Data to use >>
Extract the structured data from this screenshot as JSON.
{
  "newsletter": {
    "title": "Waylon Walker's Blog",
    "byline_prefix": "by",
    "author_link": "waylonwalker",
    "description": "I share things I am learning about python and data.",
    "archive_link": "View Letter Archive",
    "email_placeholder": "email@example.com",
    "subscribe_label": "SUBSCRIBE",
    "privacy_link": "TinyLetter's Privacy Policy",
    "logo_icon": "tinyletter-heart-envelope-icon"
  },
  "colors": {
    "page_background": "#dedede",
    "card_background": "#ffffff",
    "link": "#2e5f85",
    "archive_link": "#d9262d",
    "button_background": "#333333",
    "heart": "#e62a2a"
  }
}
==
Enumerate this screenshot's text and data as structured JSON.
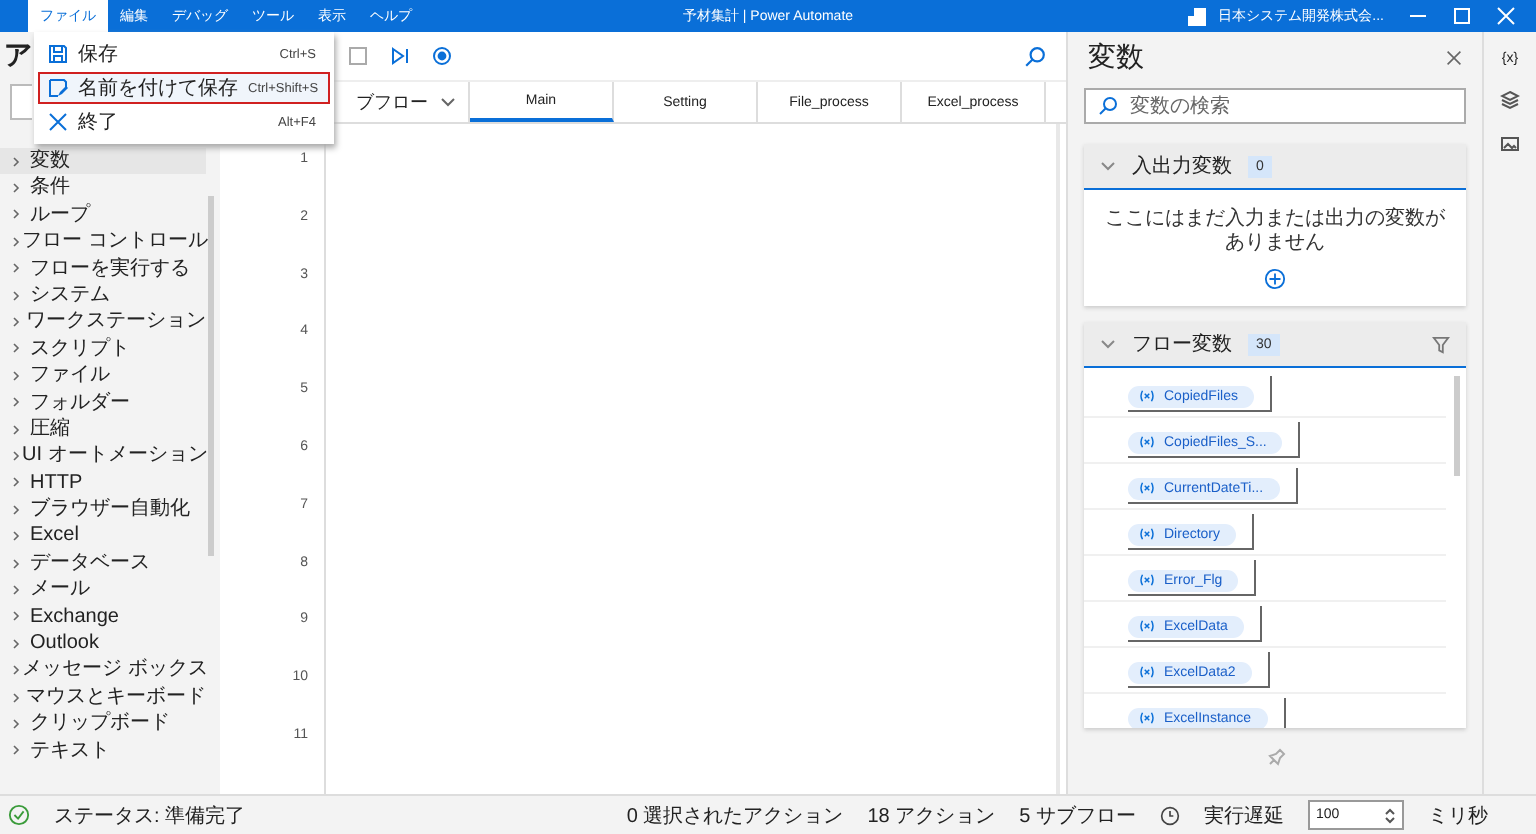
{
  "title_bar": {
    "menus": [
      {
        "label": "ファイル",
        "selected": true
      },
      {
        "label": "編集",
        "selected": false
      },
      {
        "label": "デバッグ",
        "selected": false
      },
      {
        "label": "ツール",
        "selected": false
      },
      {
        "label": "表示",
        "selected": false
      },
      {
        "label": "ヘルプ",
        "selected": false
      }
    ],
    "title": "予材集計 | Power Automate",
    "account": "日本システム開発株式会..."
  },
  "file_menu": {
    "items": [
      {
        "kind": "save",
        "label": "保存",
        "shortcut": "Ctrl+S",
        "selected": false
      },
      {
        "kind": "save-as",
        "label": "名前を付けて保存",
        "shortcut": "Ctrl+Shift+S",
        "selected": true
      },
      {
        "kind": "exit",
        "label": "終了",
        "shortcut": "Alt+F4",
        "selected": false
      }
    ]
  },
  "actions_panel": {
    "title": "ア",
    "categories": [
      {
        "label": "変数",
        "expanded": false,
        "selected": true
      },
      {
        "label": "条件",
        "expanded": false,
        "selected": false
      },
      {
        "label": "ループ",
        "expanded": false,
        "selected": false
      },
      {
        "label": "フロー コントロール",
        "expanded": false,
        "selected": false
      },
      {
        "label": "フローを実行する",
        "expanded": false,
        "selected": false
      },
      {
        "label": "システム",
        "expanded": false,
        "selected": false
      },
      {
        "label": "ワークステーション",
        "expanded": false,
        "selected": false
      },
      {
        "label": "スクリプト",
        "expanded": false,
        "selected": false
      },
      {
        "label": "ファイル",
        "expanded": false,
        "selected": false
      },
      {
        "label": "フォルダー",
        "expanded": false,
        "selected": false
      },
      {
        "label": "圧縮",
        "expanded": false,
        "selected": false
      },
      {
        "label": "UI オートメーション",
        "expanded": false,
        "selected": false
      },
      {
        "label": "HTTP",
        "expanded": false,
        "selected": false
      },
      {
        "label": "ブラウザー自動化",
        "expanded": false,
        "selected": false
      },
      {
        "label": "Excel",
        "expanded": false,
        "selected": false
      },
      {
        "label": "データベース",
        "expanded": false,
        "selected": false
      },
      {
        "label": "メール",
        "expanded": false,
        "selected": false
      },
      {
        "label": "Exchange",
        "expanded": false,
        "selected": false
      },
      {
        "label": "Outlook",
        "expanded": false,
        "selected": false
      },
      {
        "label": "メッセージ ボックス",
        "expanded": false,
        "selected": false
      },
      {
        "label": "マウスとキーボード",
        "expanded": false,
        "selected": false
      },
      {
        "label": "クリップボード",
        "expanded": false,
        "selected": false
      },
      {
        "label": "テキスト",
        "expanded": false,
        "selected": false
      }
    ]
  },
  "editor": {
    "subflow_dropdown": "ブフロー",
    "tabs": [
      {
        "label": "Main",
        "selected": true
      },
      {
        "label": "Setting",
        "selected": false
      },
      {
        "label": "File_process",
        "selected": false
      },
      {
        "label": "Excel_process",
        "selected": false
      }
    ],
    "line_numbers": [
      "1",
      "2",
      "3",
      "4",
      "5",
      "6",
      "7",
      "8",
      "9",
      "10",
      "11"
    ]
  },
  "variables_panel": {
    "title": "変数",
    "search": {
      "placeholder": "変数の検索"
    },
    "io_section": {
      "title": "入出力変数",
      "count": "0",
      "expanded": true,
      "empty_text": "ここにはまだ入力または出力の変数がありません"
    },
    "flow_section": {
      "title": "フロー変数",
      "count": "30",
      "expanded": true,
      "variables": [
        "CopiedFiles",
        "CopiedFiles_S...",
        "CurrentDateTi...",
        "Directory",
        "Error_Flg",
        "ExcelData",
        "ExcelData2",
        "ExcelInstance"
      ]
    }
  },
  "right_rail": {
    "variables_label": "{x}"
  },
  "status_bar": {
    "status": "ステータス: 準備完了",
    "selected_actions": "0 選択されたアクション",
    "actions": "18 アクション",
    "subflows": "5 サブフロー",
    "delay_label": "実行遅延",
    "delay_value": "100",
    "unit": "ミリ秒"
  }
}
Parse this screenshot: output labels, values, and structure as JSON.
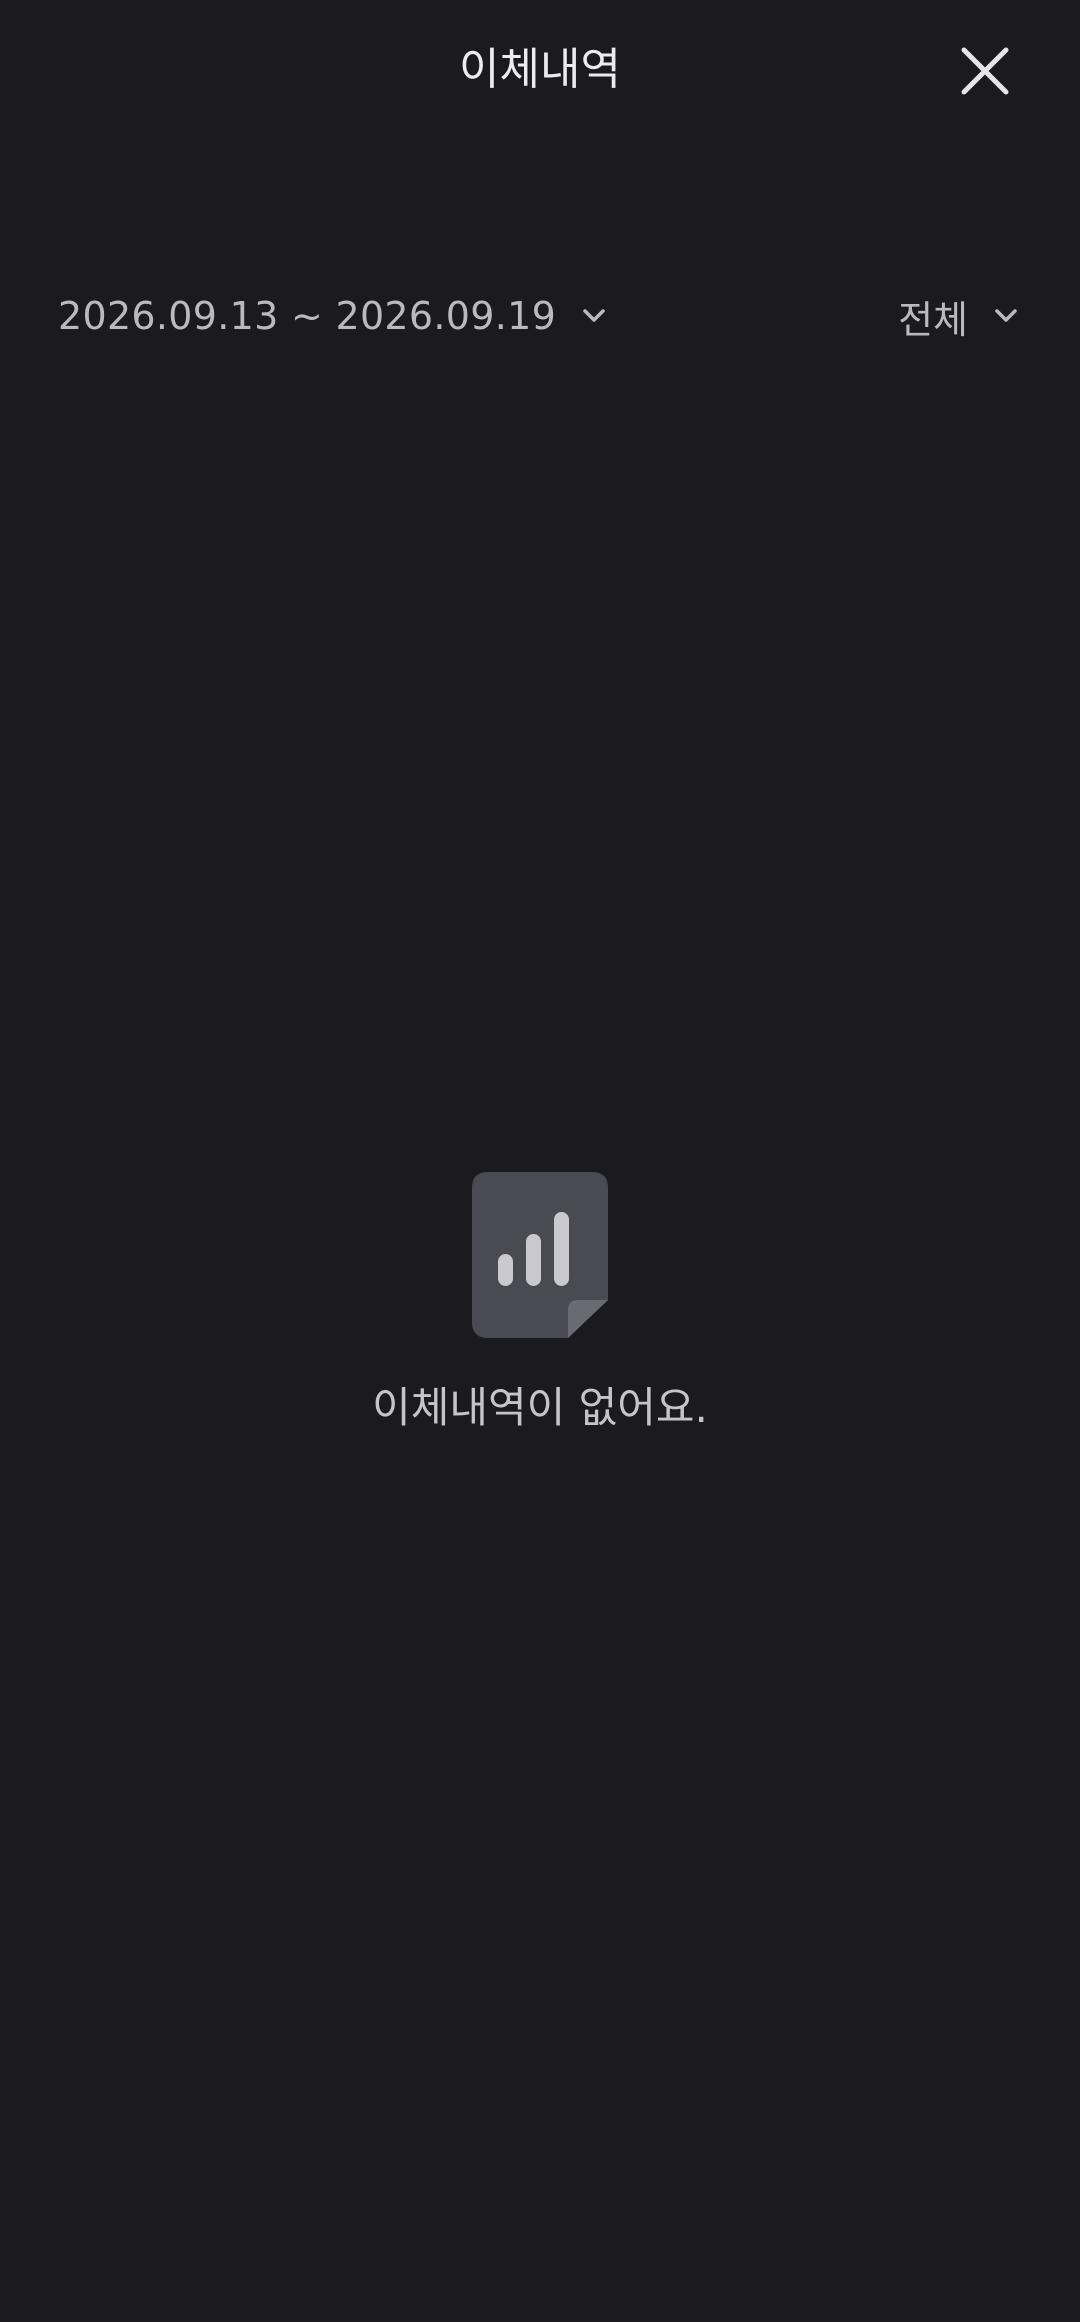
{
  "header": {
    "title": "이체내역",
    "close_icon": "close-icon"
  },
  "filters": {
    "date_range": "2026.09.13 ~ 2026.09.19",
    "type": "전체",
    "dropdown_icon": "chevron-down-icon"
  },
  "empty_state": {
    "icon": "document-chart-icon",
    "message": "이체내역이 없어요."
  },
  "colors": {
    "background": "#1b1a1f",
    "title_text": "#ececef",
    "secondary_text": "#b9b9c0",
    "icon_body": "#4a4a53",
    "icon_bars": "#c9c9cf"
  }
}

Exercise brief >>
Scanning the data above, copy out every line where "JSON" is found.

Completed task >>
Extract the structured data from this screenshot as JSON.
Enumerate this screenshot's text and data as structured JSON.
Parse this screenshot: output labels, values, and structure as JSON.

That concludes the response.